Carlton James Newsfeed
  • Loading stock data...
[flexy_breadcrumb]

Swiss government forecasts economy will grow by 3% in 2021

Mar 11, 2021

ZURICH (Reuters) – Switzerland’s economy will bounce back from its coronavirus-driven downturn to grow by 3% in 2021, the government said in its latest forecasts on Thursday, although it expects a weak start to the year.

GDP will likely fall “significantly” in the first quarter of 2021 following the reintroduction of restrictions last December, the State Secretariat for Economic Affairs (SECO) said.

But the easing of public health measures, already under way with the reopening of shops, should lead to rapid recovery afterwards, it added.
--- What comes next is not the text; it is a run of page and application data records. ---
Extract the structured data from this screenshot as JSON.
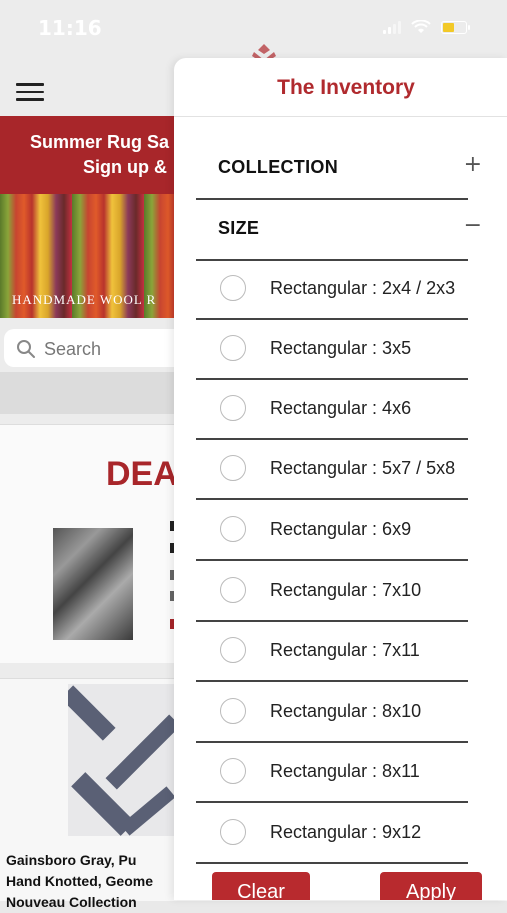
{
  "status": {
    "time": "11:16"
  },
  "page": {
    "promo_line1": "Summer Rug Sa",
    "promo_line2": "Sign up &",
    "banner_caption": "HANDMADE WOOL R",
    "search_placeholder": "Search",
    "deals_title": "DEA",
    "product_lines": [
      "Gainsboro Gray, Pu",
      "Hand Knotted, Geome",
      "Nouveau Collection"
    ],
    "colors": {
      "brand_red": "#a8262a"
    }
  },
  "drawer": {
    "title": "The Inventory",
    "sections": [
      {
        "label": "COLLECTION",
        "toggle": "+"
      },
      {
        "label": "SIZE",
        "toggle": "−"
      }
    ],
    "size_options": [
      "Rectangular : 2x4 / 2x3",
      "Rectangular : 3x5",
      "Rectangular : 4x6",
      "Rectangular : 5x7 / 5x8",
      "Rectangular : 6x9",
      "Rectangular : 7x10",
      "Rectangular : 7x11",
      "Rectangular : 8x10",
      "Rectangular : 8x11",
      "Rectangular : 9x12"
    ],
    "buttons": {
      "clear": "Clear",
      "apply": "Apply"
    }
  }
}
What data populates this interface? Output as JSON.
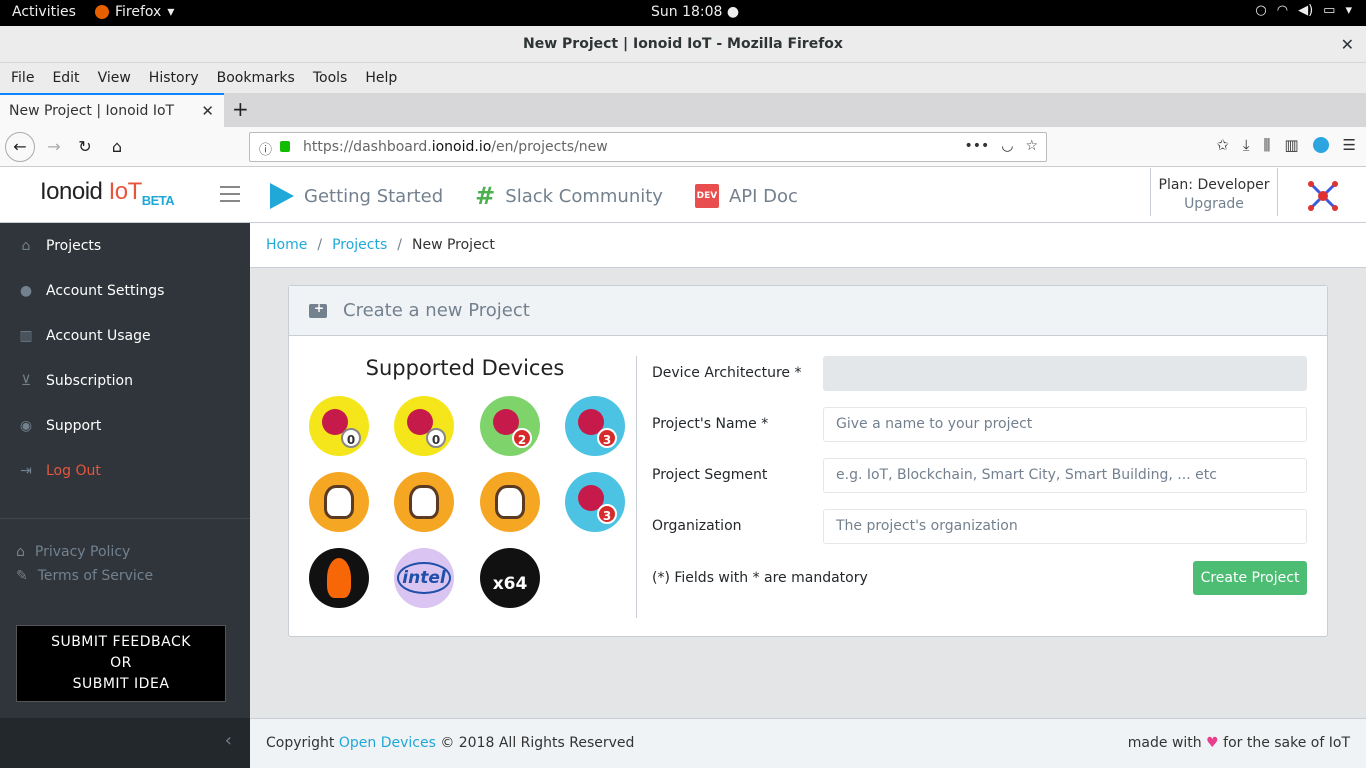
{
  "system": {
    "activities": "Activities",
    "app_name": "Firefox",
    "clock": "Sun 18:08 ●"
  },
  "window": {
    "title": "New Project | Ionoid IoT - Mozilla Firefox",
    "close": "✕"
  },
  "menubar": [
    "File",
    "Edit",
    "View",
    "History",
    "Bookmarks",
    "Tools",
    "Help"
  ],
  "tab": {
    "title": "New Project | Ionoid IoT",
    "close": "✕",
    "new": "+"
  },
  "url": {
    "prefix": "https://dashboard.",
    "domain": "ionoid.io",
    "path": "/en/projects/new"
  },
  "brand": {
    "name": "Ionoid",
    "iot": "IoT",
    "beta": "BETA"
  },
  "header_nav": [
    {
      "label": "Getting Started",
      "icon": "play-icon"
    },
    {
      "label": "Slack Community",
      "icon": "slack-icon"
    },
    {
      "label": "API Doc",
      "icon": "dev-icon",
      "icon_text": "DEV"
    }
  ],
  "plan": {
    "label": "Plan: Developer",
    "upgrade": "Upgrade"
  },
  "sidebar": {
    "items": [
      {
        "label": "Projects",
        "icon": "home-icon"
      },
      {
        "label": "Account Settings",
        "icon": "user-icon"
      },
      {
        "label": "Account Usage",
        "icon": "chart-icon"
      },
      {
        "label": "Subscription",
        "icon": "cart-icon"
      },
      {
        "label": "Support",
        "icon": "comment-icon"
      },
      {
        "label": "Log Out",
        "icon": "logout-icon"
      }
    ],
    "privacy": "Privacy Policy",
    "terms": "Terms of Service",
    "feedback_line1": "SUBMIT FEEDBACK",
    "feedback_line2": "OR",
    "feedback_line3": "SUBMIT IDEA",
    "collapse": "‹"
  },
  "breadcrumb": {
    "home": "Home",
    "projects": "Projects",
    "current": "New Project",
    "sep": "/"
  },
  "card": {
    "title": "Create a new Project",
    "devices_title": "Supported Devices",
    "devices": [
      {
        "name": "raspberry-pi-zero",
        "badge": "0",
        "color": "#f5e61c"
      },
      {
        "name": "raspberry-pi-zero-w",
        "badge": "0",
        "color": "#f5e61c"
      },
      {
        "name": "raspberry-pi-2",
        "badge": "2",
        "color": "#7ed36b"
      },
      {
        "name": "raspberry-pi-3",
        "badge": "3",
        "color": "#4cc3e3"
      },
      {
        "name": "beaglebone-black",
        "badge": "",
        "color": "#f5a623"
      },
      {
        "name": "beaglebone",
        "badge": "",
        "color": "#f5a623"
      },
      {
        "name": "beaglebone-wireless",
        "badge": "",
        "color": "#f5a623"
      },
      {
        "name": "raspberry-pi-3-b",
        "badge": "3",
        "color": "#4cc3e3"
      },
      {
        "name": "linux-arm",
        "badge": "",
        "color": "#111111"
      },
      {
        "name": "intel",
        "badge": "intel",
        "color": "#d9c4f2"
      },
      {
        "name": "linux-x64",
        "badge": "x64",
        "color": "#111111"
      }
    ],
    "fields": {
      "arch_label": "Device Architecture *",
      "arch_value": "",
      "name_label": "Project's Name *",
      "name_placeholder": "Give a name to your project",
      "segment_label": "Project Segment",
      "segment_placeholder": "e.g. IoT, Blockchain, Smart City, Smart Building, ... etc",
      "org_label": "Organization",
      "org_placeholder": "The project's organization"
    },
    "mandatory_note": "(*) Fields with * are mandatory",
    "create_button": "Create Project"
  },
  "footer": {
    "copyright": "Copyright ",
    "company": "Open Devices",
    "rights": " © 2018 All Rights Reserved",
    "made_with": "made with ",
    "heart": "♥",
    "sake": " for the sake of IoT"
  },
  "colors": {
    "sidebar_bg": "#2f353a",
    "accent": "#20a8d8",
    "create_button": "#4dbd74",
    "logout": "#e8553e"
  }
}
“Should the epidemiological development allow the gradual easing of coronavirus measures as intended, the domestic economy should recover very quickly,” SECO said.

“Consumer opportunities that were largely unavailable in the winter months would re-emerge and lead to turnover rising again.”

Growing global demand would also boost Switzerland’s export sector, while investment on production capacity will also increase, SECO said.

The Swiss economy contracted by 2.9% in 2020, its worst performance in more than 40 years, although the country avoided the deeper downturns in other countries by adopting a “lockdown light” approach which kept schools and many ski slopes open.

Bern has run a record budget deficit as it cranks up aid to the economy.

The government has launched a tentative reopening, with further steps expected on March 22 if the course of the pandemic allows.

The expected recovery in 2021 – in line with SECO’s December forecast – and will mean the Swiss economy returns to pre-crisis levels towards the end of the year, SECO said.

For 2022 SECO expects the economy to grow by 3.3%, up from its December forecast for a 3.1% increase.

The international economy has become more favourable since December, SECO said, which would benefit Swiss exports, while employment in the country is expect to rise considerably.

(Reporting by John Revill; Editing by Michael Shields)

tagreuters.com2021binary_LYNXMPEH2A0IG-VIEWIMAGE